→ GOAL OF THE EXERCISE
Within the data below, determine how many lines contain "annotation" and supply only that figure.

→ SUPPLIED RECORDS
___
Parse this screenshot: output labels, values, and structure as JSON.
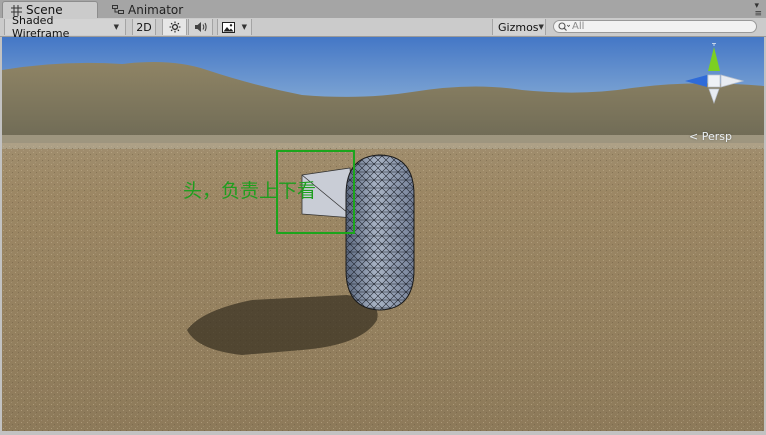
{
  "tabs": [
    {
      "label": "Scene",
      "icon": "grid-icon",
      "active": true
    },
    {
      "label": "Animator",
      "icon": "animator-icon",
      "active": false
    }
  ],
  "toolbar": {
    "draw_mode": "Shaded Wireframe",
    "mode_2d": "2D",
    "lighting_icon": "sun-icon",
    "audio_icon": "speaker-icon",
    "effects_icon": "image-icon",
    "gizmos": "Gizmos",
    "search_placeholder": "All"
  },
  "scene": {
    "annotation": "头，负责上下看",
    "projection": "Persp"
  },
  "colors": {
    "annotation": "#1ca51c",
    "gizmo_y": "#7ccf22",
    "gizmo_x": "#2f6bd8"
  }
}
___
→ ANSWER TO THE EXERCISE
2